The listing is to be reproduced exactly, excluding its pictures.

DATASET CONTENT:
##########

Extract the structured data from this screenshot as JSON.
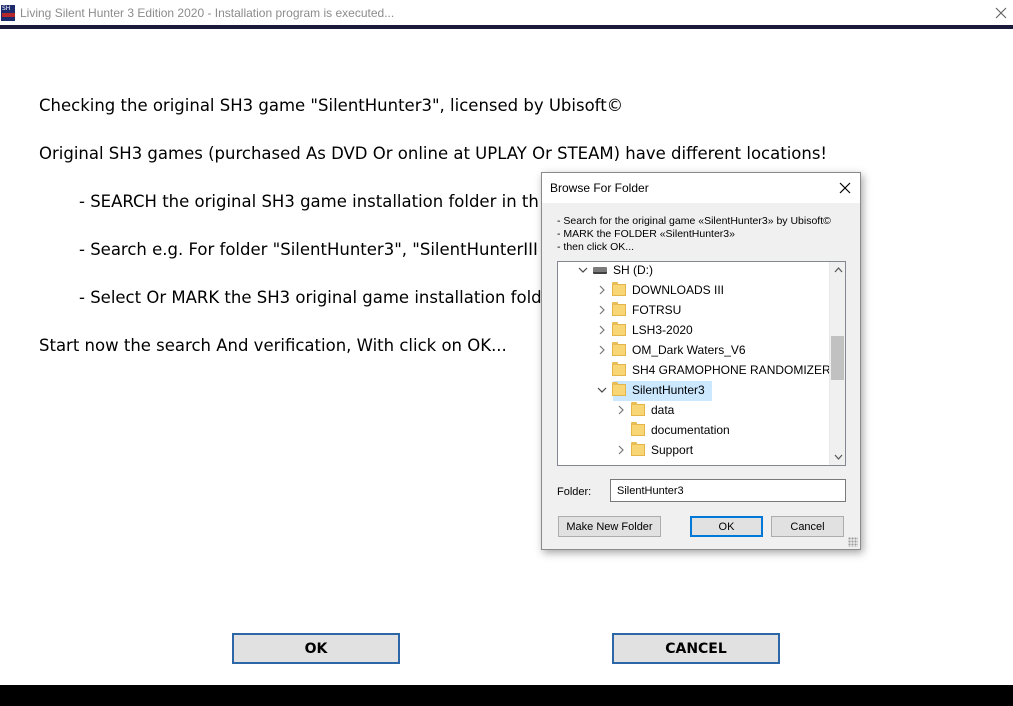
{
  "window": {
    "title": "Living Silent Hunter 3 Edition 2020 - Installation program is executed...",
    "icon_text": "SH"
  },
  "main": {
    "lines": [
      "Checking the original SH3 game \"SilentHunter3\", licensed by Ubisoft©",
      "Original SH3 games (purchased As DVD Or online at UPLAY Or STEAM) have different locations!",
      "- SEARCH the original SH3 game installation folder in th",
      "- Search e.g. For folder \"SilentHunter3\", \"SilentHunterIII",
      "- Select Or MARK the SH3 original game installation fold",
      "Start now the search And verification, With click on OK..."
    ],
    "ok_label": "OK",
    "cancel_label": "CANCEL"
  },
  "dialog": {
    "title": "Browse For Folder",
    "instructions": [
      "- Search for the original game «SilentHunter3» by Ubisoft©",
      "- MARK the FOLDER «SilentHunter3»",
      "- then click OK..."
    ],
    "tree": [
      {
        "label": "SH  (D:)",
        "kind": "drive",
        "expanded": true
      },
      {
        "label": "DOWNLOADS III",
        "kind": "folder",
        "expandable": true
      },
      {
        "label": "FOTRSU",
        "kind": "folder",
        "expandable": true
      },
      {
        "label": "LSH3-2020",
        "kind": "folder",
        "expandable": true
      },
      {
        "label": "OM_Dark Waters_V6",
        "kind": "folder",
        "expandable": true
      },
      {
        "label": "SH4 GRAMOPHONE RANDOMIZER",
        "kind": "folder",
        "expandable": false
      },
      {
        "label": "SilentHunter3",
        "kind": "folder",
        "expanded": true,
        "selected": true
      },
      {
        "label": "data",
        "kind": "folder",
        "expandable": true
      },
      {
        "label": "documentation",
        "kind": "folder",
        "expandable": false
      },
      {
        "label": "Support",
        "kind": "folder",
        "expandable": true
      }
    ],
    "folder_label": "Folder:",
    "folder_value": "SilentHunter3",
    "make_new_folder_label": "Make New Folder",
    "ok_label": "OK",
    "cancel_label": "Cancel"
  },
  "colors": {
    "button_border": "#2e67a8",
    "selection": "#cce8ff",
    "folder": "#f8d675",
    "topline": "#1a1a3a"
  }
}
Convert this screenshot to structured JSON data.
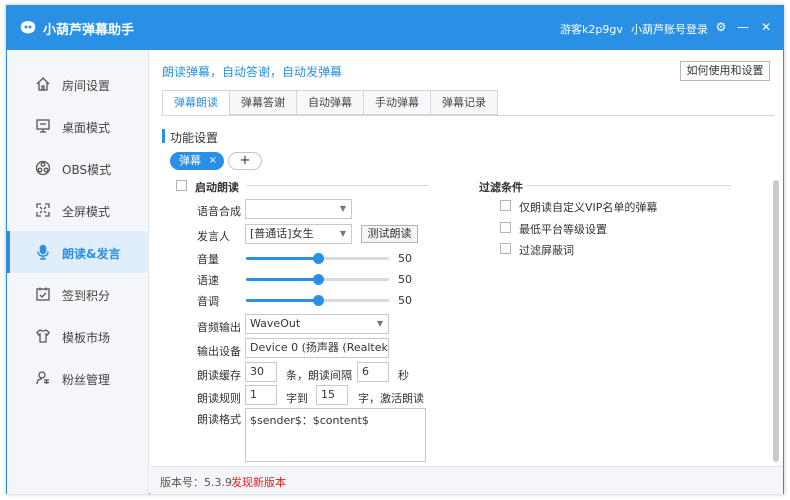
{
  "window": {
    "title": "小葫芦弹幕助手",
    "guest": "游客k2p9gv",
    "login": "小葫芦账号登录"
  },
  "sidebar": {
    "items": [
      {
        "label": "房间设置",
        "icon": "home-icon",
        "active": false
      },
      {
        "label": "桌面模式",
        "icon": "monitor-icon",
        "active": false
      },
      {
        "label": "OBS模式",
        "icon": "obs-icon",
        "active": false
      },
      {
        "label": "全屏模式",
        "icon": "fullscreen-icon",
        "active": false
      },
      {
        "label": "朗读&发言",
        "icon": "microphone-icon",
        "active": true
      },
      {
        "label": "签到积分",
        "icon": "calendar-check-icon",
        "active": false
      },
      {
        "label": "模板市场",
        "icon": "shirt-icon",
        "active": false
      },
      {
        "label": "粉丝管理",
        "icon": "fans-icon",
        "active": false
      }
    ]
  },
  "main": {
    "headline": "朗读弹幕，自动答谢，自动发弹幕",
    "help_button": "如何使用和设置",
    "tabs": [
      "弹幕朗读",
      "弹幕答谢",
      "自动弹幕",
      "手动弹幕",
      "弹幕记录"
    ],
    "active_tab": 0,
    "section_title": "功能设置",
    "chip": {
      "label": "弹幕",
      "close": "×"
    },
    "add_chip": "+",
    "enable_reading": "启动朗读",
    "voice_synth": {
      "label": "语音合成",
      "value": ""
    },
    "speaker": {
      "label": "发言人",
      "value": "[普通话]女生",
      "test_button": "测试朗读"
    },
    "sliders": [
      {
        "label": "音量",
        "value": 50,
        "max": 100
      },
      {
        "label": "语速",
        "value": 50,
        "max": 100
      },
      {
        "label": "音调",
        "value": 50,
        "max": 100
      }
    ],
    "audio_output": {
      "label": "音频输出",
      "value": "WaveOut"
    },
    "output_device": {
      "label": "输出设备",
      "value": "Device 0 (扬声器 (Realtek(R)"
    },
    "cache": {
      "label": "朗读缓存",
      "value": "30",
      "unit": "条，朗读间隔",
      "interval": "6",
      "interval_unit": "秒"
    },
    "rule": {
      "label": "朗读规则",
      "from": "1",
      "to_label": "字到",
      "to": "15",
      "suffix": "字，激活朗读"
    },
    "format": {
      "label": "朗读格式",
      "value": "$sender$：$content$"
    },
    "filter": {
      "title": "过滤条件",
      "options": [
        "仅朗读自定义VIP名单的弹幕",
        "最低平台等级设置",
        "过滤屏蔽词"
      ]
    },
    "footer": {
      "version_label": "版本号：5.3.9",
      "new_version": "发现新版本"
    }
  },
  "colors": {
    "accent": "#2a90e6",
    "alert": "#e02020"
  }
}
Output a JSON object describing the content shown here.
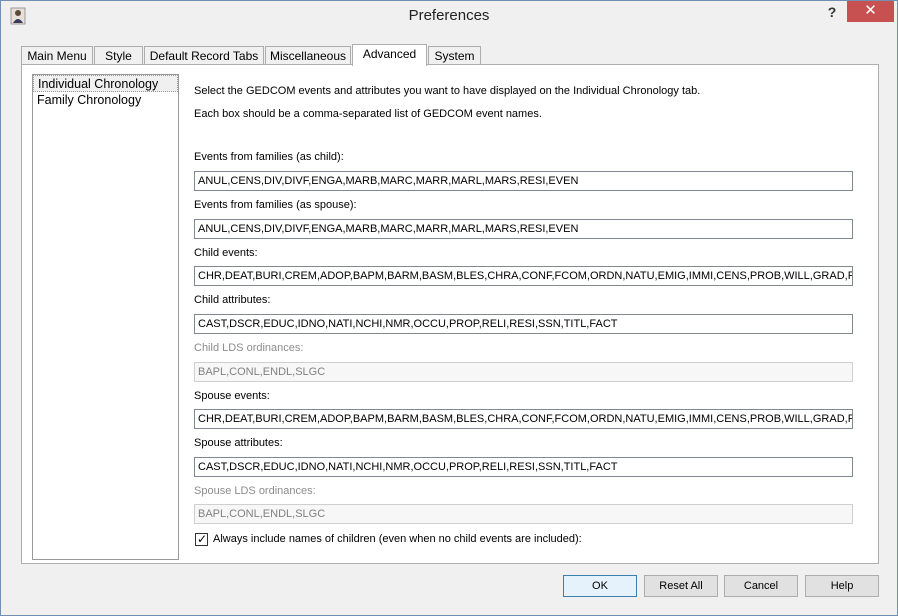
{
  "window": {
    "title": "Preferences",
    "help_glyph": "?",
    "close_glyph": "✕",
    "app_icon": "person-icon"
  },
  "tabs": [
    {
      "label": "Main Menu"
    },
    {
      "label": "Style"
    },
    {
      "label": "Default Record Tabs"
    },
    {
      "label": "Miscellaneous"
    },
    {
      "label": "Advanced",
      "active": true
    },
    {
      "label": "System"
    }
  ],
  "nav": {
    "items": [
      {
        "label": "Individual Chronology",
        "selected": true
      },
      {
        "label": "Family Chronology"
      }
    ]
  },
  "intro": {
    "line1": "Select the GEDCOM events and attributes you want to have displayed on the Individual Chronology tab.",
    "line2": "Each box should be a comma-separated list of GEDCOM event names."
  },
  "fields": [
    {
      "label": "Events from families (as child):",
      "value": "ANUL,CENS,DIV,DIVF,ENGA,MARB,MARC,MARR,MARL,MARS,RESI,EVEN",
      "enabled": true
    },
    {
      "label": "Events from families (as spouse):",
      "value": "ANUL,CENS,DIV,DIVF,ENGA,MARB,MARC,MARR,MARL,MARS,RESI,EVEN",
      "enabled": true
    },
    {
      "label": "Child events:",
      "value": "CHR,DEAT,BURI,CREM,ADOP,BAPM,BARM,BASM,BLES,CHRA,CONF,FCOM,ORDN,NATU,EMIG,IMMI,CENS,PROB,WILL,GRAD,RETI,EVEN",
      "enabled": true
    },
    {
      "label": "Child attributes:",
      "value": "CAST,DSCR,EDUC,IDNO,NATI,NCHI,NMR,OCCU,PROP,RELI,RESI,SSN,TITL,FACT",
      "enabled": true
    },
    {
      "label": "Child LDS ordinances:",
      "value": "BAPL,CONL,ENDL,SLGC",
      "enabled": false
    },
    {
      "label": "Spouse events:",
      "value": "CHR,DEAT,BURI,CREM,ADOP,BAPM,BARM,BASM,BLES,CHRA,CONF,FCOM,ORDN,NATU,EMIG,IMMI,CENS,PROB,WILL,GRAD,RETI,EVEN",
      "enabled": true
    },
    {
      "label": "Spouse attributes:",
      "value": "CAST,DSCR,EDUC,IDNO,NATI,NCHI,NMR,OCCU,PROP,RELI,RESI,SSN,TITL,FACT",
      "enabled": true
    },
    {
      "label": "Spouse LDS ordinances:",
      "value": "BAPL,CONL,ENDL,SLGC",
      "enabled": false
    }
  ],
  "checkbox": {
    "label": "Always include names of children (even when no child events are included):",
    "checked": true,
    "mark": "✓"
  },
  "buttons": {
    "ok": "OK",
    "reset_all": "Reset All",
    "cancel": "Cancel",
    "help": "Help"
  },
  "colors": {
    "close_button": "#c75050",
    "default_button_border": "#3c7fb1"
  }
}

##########

TASK RESPONSE:
Extract the structured data from this screenshot as JSON.
{
  "window": {
    "title": "Living Silent Hunter 3 Edition 2020 - Installation program is executed...",
    "icon_text": "SH"
  },
  "main": {
    "lines": [
      "Checking the original SH3 game \"SilentHunter3\", licensed by Ubisoft©",
      "Original SH3 games (purchased As DVD Or online at UPLAY Or STEAM) have different locations!",
      "- SEARCH the original SH3 game installation folder in th",
      "- Search e.g. For folder \"SilentHunter3\", \"SilentHunterIII",
      "- Select Or MARK the SH3 original game installation fold",
      "Start now the search And verification, With click on OK..."
    ],
    "ok_label": "OK",
    "cancel_label": "CANCEL"
  },
  "dialog": {
    "title": "Browse For Folder",
    "instructions": [
      "- Search for the original game «SilentHunter3» by Ubisoft©",
      "- MARK the FOLDER «SilentHunter3»",
      "- then click OK..."
    ],
    "tree": [
      {
        "label": "SH  (D:)",
        "kind": "drive",
        "expanded": true
      },
      {
        "label": "DOWNLOADS III",
        "kind": "folder",
        "expandable": true
      },
      {
        "label": "FOTRSU",
        "kind": "folder",
        "expandable": true
      },
      {
        "label": "LSH3-2020",
        "kind": "folder",
        "expandable": true
      },
      {
        "label": "OM_Dark Waters_V6",
        "kind": "folder",
        "expandable": true
      },
      {
        "label": "SH4 GRAMOPHONE RANDOMIZER",
        "kind": "folder",
        "expandable": false
      },
      {
        "label": "SilentHunter3",
        "kind": "folder",
        "expanded": true,
        "selected": true
      },
      {
        "label": "data",
        "kind": "folder",
        "expandable": true
      },
      {
        "label": "documentation",
        "kind": "folder",
        "expandable": false
      },
      {
        "label": "Support",
        "kind": "folder",
        "expandable": true
      }
    ],
    "folder_label": "Folder:",
    "folder_value": "SilentHunter3",
    "make_new_folder_label": "Make New Folder",
    "ok_label": "OK",
    "cancel_label": "Cancel"
  },
  "colors": {
    "button_border": "#2e67a8",
    "selection": "#cce8ff",
    "folder": "#f8d675",
    "topline": "#1a1a3a"
  }
}
Convert this screenshot to structured JSON data.
{
  "window": {
    "title": "小葫芦弹幕助手",
    "guest": "游客k2p9gv",
    "login": "小葫芦账号登录"
  },
  "sidebar": {
    "items": [
      {
        "label": "房间设置",
        "icon": "home-icon",
        "active": false
      },
      {
        "label": "桌面模式",
        "icon": "monitor-icon",
        "active": false
      },
      {
        "label": "OBS模式",
        "icon": "obs-icon",
        "active": false
      },
      {
        "label": "全屏模式",
        "icon": "fullscreen-icon",
        "active": false
      },
      {
        "label": "朗读&发言",
        "icon": "microphone-icon",
        "active": true
      },
      {
        "label": "签到积分",
        "icon": "calendar-check-icon",
        "active": false
      },
      {
        "label": "模板市场",
        "icon": "shirt-icon",
        "active": false
      },
      {
        "label": "粉丝管理",
        "icon": "fans-icon",
        "active": false
      }
    ]
  },
  "main": {
    "headline": "朗读弹幕，自动答谢，自动发弹幕",
    "help_button": "如何使用和设置",
    "tabs": [
      "弹幕朗读",
      "弹幕答谢",
      "自动弹幕",
      "手动弹幕",
      "弹幕记录"
    ],
    "active_tab": 0,
    "section_title": "功能设置",
    "chip": {
      "label": "弹幕",
      "close": "×"
    },
    "add_chip": "+",
    "enable_reading": "启动朗读",
    "voice_synth": {
      "label": "语音合成",
      "value": ""
    },
    "speaker": {
      "label": "发言人",
      "value": "[普通话]女生",
      "test_button": "测试朗读"
    },
    "sliders": [
      {
        "label": "音量",
        "value": 50,
        "max": 100
      },
      {
        "label": "语速",
        "value": 50,
        "max": 100
      },
      {
        "label": "音调",
        "value": 50,
        "max": 100
      }
    ],
    "audio_output": {
      "label": "音频输出",
      "value": "WaveOut"
    },
    "output_device": {
      "label": "输出设备",
      "value": "Device 0 (扬声器 (Realtek(R)"
    },
    "cache": {
      "label": "朗读缓存",
      "value": "30",
      "unit": "条，朗读间隔",
      "interval": "6",
      "interval_unit": "秒"
    },
    "rule": {
      "label": "朗读规则",
      "from": "1",
      "to_label": "字到",
      "to": "15",
      "suffix": "字，激活朗读"
    },
    "format": {
      "label": "朗读格式",
      "value": "$sender$：$content$"
    },
    "filter": {
      "title": "过滤条件",
      "options": [
        "仅朗读自定义VIP名单的弹幕",
        "最低平台等级设置",
        "过滤屏蔽词"
      ]
    },
    "footer": {
      "version_label": "版本号：5.3.9",
      "new_version": "发现新版本"
    }
  },
  "colors": {
    "accent": "#2a90e6",
    "alert": "#e02020"
  }
}
Output a JSON object describing the content shown here.
{
  "window": {
    "title": "Preferences",
    "help_glyph": "?",
    "close_glyph": "✕",
    "app_icon": "person-icon"
  },
  "tabs": [
    {
      "label": "Main Menu"
    },
    {
      "label": "Style"
    },
    {
      "label": "Default Record Tabs"
    },
    {
      "label": "Miscellaneous"
    },
    {
      "label": "Advanced",
      "active": true
    },
    {
      "label": "System"
    }
  ],
  "nav": {
    "items": [
      {
        "label": "Individual Chronology",
        "selected": true
      },
      {
        "label": "Family Chronology"
      }
    ]
  },
  "intro": {
    "line1": "Select the GEDCOM events and attributes you want to have displayed on the Individual Chronology tab.",
    "line2": "Each box should be a comma-separated list of GEDCOM event names."
  },
  "fields": [
    {
      "label": "Events from families (as child):",
      "value": "ANUL,CENS,DIV,DIVF,ENGA,MARB,MARC,MARR,MARL,MARS,RESI,EVEN",
      "enabled": true
    },
    {
      "label": "Events from families (as spouse):",
      "value": "ANUL,CENS,DIV,DIVF,ENGA,MARB,MARC,MARR,MARL,MARS,RESI,EVEN",
      "enabled": true
    },
    {
      "label": "Child events:",
      "value": "CHR,DEAT,BURI,CREM,ADOP,BAPM,BARM,BASM,BLES,CHRA,CONF,FCOM,ORDN,NATU,EMIG,IMMI,CENS,PROB,WILL,GRAD,RETI,EVEN",
      "enabled": true
    },
    {
      "label": "Child attributes:",
      "value": "CAST,DSCR,EDUC,IDNO,NATI,NCHI,NMR,OCCU,PROP,RELI,RESI,SSN,TITL,FACT",
      "enabled": true
    },
    {
      "label": "Child LDS ordinances:",
      "value": "BAPL,CONL,ENDL,SLGC",
      "enabled": false
    },
    {
      "label": "Spouse events:",
      "value": "CHR,DEAT,BURI,CREM,ADOP,BAPM,BARM,BASM,BLES,CHRA,CONF,FCOM,ORDN,NATU,EMIG,IMMI,CENS,PROB,WILL,GRAD,RETI,EVEN",
      "enabled": true
    },
    {
      "label": "Spouse attributes:",
      "value": "CAST,DSCR,EDUC,IDNO,NATI,NCHI,NMR,OCCU,PROP,RELI,RESI,SSN,TITL,FACT",
      "enabled": true
    },
    {
      "label": "Spouse LDS ordinances:",
      "value": "BAPL,CONL,ENDL,SLGC",
      "enabled": false
    }
  ],
  "checkbox": {
    "label": "Always include names of children (even when no child events are included):",
    "checked": true,
    "mark": "✓"
  },
  "buttons": {
    "ok": "OK",
    "reset_all": "Reset All",
    "cancel": "Cancel",
    "help": "Help"
  },
  "colors": {
    "close_button": "#c75050",
    "default_button_border": "#3c7fb1"
  }
}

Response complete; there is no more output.